[Records supplied]:
# # # # # # #

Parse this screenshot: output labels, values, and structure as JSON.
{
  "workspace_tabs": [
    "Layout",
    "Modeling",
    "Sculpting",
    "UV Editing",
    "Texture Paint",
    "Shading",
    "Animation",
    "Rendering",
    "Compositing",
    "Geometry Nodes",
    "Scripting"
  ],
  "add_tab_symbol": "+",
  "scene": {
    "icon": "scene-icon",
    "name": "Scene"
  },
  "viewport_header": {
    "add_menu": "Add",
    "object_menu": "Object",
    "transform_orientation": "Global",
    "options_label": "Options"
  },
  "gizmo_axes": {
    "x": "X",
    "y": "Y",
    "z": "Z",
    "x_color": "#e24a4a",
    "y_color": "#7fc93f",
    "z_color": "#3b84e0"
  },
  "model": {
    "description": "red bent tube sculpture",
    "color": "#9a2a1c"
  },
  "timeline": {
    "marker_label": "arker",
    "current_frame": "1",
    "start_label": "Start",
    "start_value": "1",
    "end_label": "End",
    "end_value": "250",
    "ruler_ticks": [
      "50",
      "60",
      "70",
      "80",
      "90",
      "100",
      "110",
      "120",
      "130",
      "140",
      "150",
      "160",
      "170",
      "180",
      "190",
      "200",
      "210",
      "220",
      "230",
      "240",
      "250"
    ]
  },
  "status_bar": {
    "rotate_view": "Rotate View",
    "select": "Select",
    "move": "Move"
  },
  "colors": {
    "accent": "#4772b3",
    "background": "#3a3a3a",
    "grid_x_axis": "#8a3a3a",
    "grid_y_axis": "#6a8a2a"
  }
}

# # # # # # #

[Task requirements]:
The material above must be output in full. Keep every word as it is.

[Exercise solution]:
Parse this screenshot: output labels, values, and structure as JSON.
{
  "workspace_tabs": [
    "Layout",
    "Modeling",
    "Sculpting",
    "UV Editing",
    "Texture Paint",
    "Shading",
    "Animation",
    "Rendering",
    "Compositing",
    "Geometry Nodes",
    "Scripting"
  ],
  "add_tab_symbol": "+",
  "scene": {
    "icon": "scene-icon",
    "name": "Scene"
  },
  "viewport_header": {
    "add_menu": "Add",
    "object_menu": "Object",
    "transform_orientation": "Global",
    "options_label": "Options"
  },
  "gizmo_axes": {
    "x": "X",
    "y": "Y",
    "z": "Z",
    "x_color": "#e24a4a",
    "y_color": "#7fc93f",
    "z_color": "#3b84e0"
  },
  "model": {
    "description": "red bent tube sculpture",
    "color": "#9a2a1c"
  },
  "timeline": {
    "marker_label": "arker",
    "current_frame": "1",
    "start_label": "Start",
    "start_value": "1",
    "end_label": "End",
    "end_value": "250",
    "ruler_ticks": [
      "50",
      "60",
      "70",
      "80",
      "90",
      "100",
      "110",
      "120",
      "130",
      "140",
      "150",
      "160",
      "170",
      "180",
      "190",
      "200",
      "210",
      "220",
      "230",
      "240",
      "250"
    ]
  },
  "status_bar": {
    "rotate_view": "Rotate View",
    "select": "Select",
    "move": "Move"
  },
  "colors": {
    "accent": "#4772b3",
    "background": "#3a3a3a",
    "grid_x_axis": "#8a3a3a",
    "grid_y_axis": "#6a8a2a"
  }
}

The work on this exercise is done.